IMMENSE RELIEF The deal survived an earlier threat when Hamas' armed wing said on Saturday it was delaying hostage releases until Israel met all truce conditions, including committing to let aid trucks into northern Gaza.
Saving the truce took a day of diplomacy mediated by Qatar and Egypt, which President Biden also joined. Hamas' al-Qassam Brigades also said Israel had failed to respect terms for the release of Palestinian prisoners that factored in their time in detention.
COGAT, the Israeli agency for civilian coordination with the Palestinians, accused Hamas itself of delaying trucks trying to deliver humanitarian aid to northern Gaza at a checkpoint. "To Hamas, residents of Gaza are their last priority," it said on Sunday.
Qatari diplomats are now on site in Gaza to supervise the entry and delivery of their country's aid, Qatar's Foreign Ministry said. A U.N. official who took part in a humanitarian convoy to northern Gaza said on Sunday aid groups were on track
to deliver the biggest shipment in over a month , describing thin, gaunt residents slaking their thirst as soon as water arrived.
"People are so desperate and you can see in adults' eyes they haven't eaten," the U.N. children's agency's James Elder told Reuters by video link from southern Gaza after returning from Gaza City. "There's just this immense relief. Literally people as they get water start drinking the water immediately," he said. "They're thirsty.

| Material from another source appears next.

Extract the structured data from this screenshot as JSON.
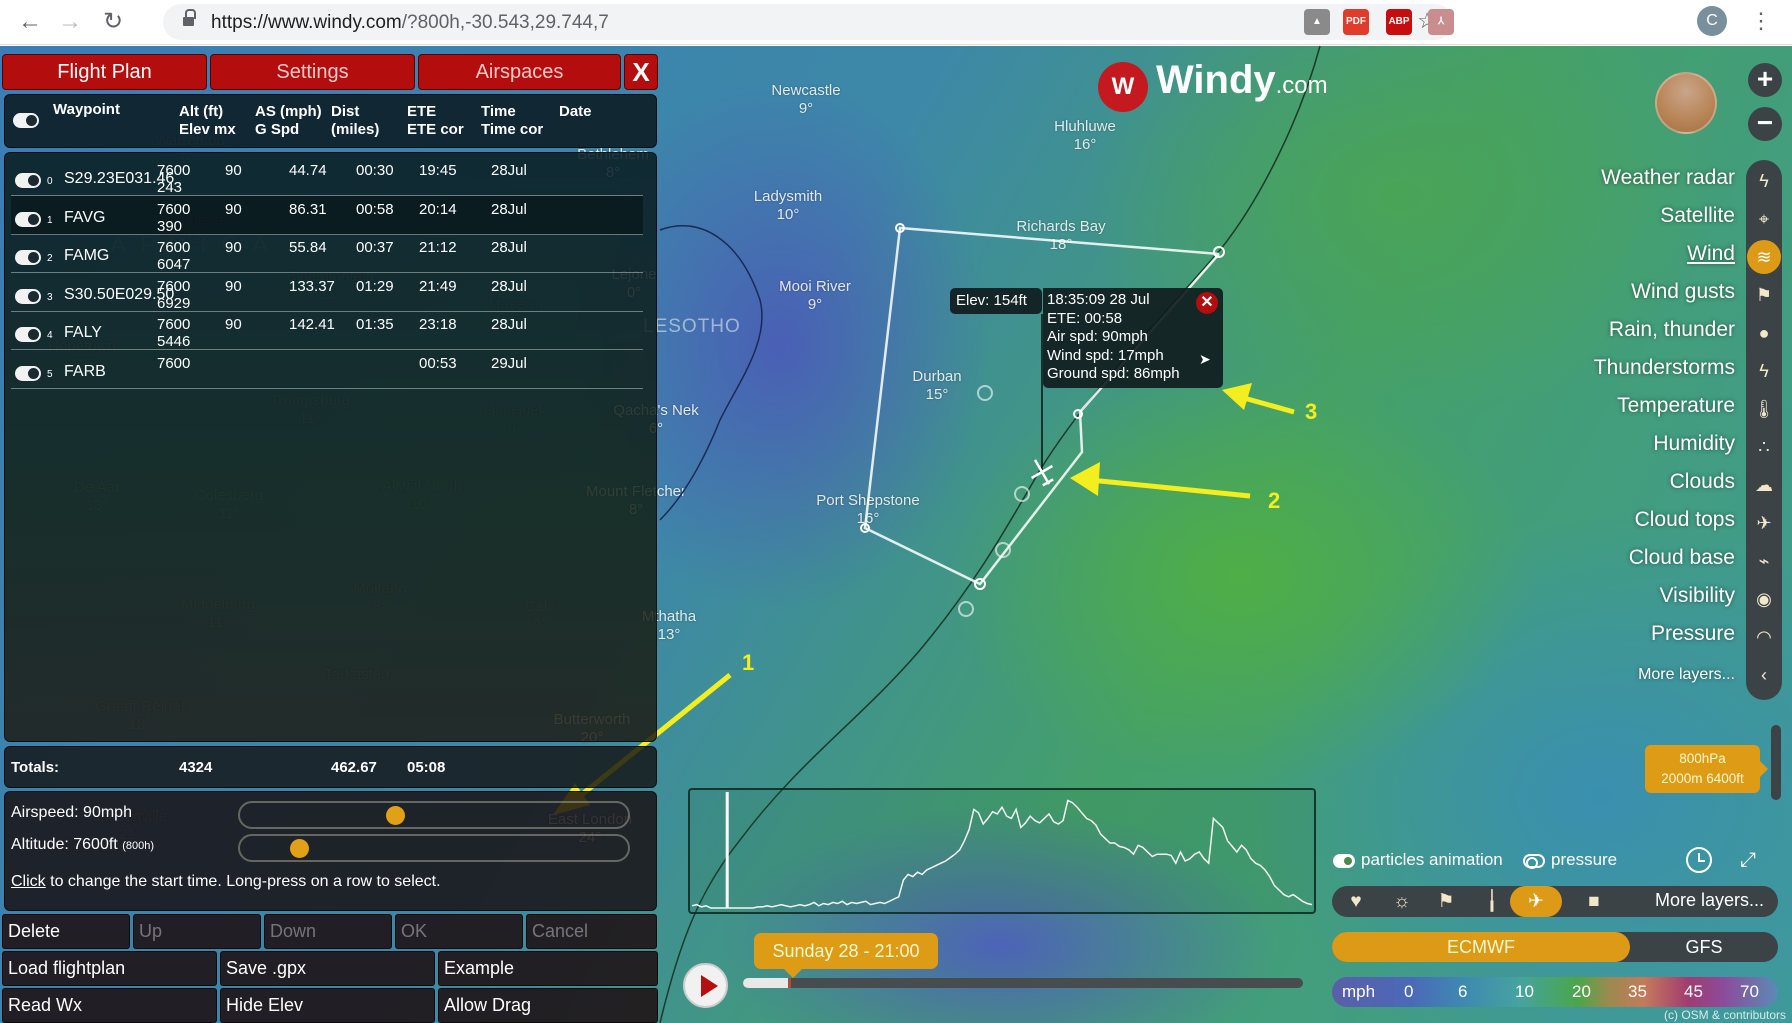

They've been thirsty for days."
Even as the aid deliveries flowed north, Elder said he saw hundreds of Gazans heading in the other direction, fearing the renewal of Israeli bombardments if the four-day truce is not prolonged. "People are so terrified that this pause won't be continued," he said.
(This story has not been edited by Devdiscourse staff and is auto-generated from a syndicated feed.)